6 Environmental issues – how to minimize Try to avoid testing at the center of curvature Use common path tests; measure slopes or curvature Locate test area underground, away from transportation and industrial complexes, isolate support shops Install laminar flow air conditioning with good thermal control Keep visitors out of test area; install visitor’s gallery Keep heat sources like light sources away from test areas Same goes for computers; flat panels and keyboards only

7 A real testing problem - CELT 30 m aperture, near parabola Vertex radius, 90 m Segments, 1 m diameter, approx segments Segment sag, about 1.39 mm Absolute segment shape good to 20 nm rms, ~100 nm P-V Segment simply supported self weight deflection ~2.8 um Gravity deflection about same as required figure accuracy About 80 different segment figure topographies About 40 um P-V departure from correct radius sphere

8 Possible approach – Sub-aperture testing Smaller aperture reduces dynamic range of test Common test plate references all segments to same radius Use common mount for all segments Rotating mount allows easy scanning of segment Test set up small and very short optical path Several options for actual test device Drawback – must stitch subaperture data

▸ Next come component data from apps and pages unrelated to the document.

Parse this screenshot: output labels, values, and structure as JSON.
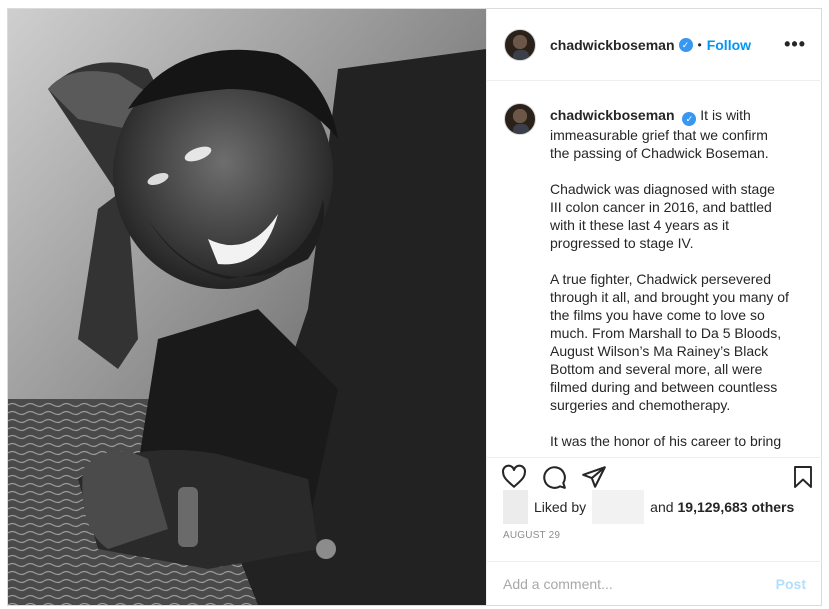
{
  "header": {
    "username": "chadwickboseman",
    "verified_icon": "verified-badge-icon",
    "separator": "•",
    "follow_label": "Follow",
    "more_icon": "more-options-icon"
  },
  "caption": {
    "username": "chadwickboseman",
    "paragraphs": [
      "It is with immeasurable grief that we confirm the passing of Chadwick Boseman.",
      "Chadwick was diagnosed with stage III colon cancer in 2016, and battled with it these last 4 years as it progressed to stage IV.",
      "A true fighter, Chadwick persevered through it all, and brought you many of the films you have come to love so much. From Marshall to Da 5 Bloods, August Wilson’s Ma Rainey’s Black Bottom and several more, all were filmed during and between countless surgeries and chemotherapy.",
      "It was the honor of his career to bring"
    ]
  },
  "actions": {
    "like_icon": "heart-icon",
    "comment_icon": "comment-icon",
    "share_icon": "share-icon",
    "save_icon": "bookmark-icon"
  },
  "likes": {
    "prefix": "Liked by",
    "conjunction": "and",
    "count": "19,129,683 others"
  },
  "date": "August 29",
  "comment": {
    "placeholder": "Add a comment...",
    "post_label": "Post"
  },
  "colors": {
    "accent": "#0095f6",
    "verified": "#3897f0",
    "post_disabled": "#b2dffc",
    "meta_gray": "#8e8e8e"
  }
}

9 Segment with test apertures

10 Sub-aperture tests and stitching Sub-apertures must be stitched to reconstruct surface Generally use overlapping regions and match shapes Curvature is a property of the surface being tested Curvature (and slopes) have two components Measurements of curvature can be averaged Surface found by integrating twice – process noisy Surface could be defined and spec’ed in terms of curvature Look for departure from correct curvature

11 Alignment issues for off-axis optics Spatial errors become surface figure errors Problem is a two-dimensional one Optical datums must relate to mechanical datums –Centers of curvature and optical axes relate to holes in steel Need tooling to tie optical to mechanical locations Mark segments with mechanical datums, or Add optical datums to the metal structure Use a transfer device such as a point source microscope –Either images or finds centers of curvature

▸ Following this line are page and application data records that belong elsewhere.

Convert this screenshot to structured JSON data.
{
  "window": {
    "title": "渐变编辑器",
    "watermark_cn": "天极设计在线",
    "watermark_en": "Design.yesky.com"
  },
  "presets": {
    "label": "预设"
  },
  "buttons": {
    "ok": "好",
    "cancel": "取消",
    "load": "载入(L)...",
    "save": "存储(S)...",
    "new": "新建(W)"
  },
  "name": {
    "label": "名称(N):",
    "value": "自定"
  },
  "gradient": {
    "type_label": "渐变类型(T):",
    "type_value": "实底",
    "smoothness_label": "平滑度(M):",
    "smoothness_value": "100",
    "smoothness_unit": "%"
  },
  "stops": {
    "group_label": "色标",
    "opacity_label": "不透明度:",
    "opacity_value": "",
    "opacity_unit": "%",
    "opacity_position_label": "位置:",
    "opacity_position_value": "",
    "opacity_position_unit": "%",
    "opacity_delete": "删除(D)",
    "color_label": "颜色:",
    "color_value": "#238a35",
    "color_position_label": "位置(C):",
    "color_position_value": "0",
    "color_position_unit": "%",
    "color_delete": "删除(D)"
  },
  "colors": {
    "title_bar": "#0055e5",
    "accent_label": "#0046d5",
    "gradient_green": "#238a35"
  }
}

12 Conclusions Optical testing of NGT optics will not be easy There is great resistance to change proven methodology Methods need rethinking based on computing power Many possible methods never tried or modeled Many ideas in older literature Fertile ground when combined with computational power Don’t be fooled by computer models, either Most models start from ideal, have to find all non-ideal Make hardware models and test new techniques

13 Star test images of coma and astigmatism

14 Wire and knife edge test photos of mirror with spherical aberration

15 Schematic of knife edge test

16 Comparison of Ronchi and knife edge shadows

17 Example of Shack-Hartmann samples during a sub-aperture test

18 Extra focal or out of focus image

19 Comparison of Shack-Hartmann and Roddier (extra focal) testing

20 HST null lens and optical layout

21 Famous interferogram from HST

22 Segment centered 1.5 m off-axis

23 Segment centered 10 m off-axis

24 Segment centered 14.5 m off-axis

25 Segment on rotary table, test plate on swing arm

26 Appearance of figure relative to test plate as segment is rotated in 90° steps


Download ppt "Optical Testing for Next Generation Optical Telescopes; Terrestrial and Space Robert E. Parks Optical Perspectives Group, LLC Tucson, AZ September, 2002."

Similar presentations


Ads by Google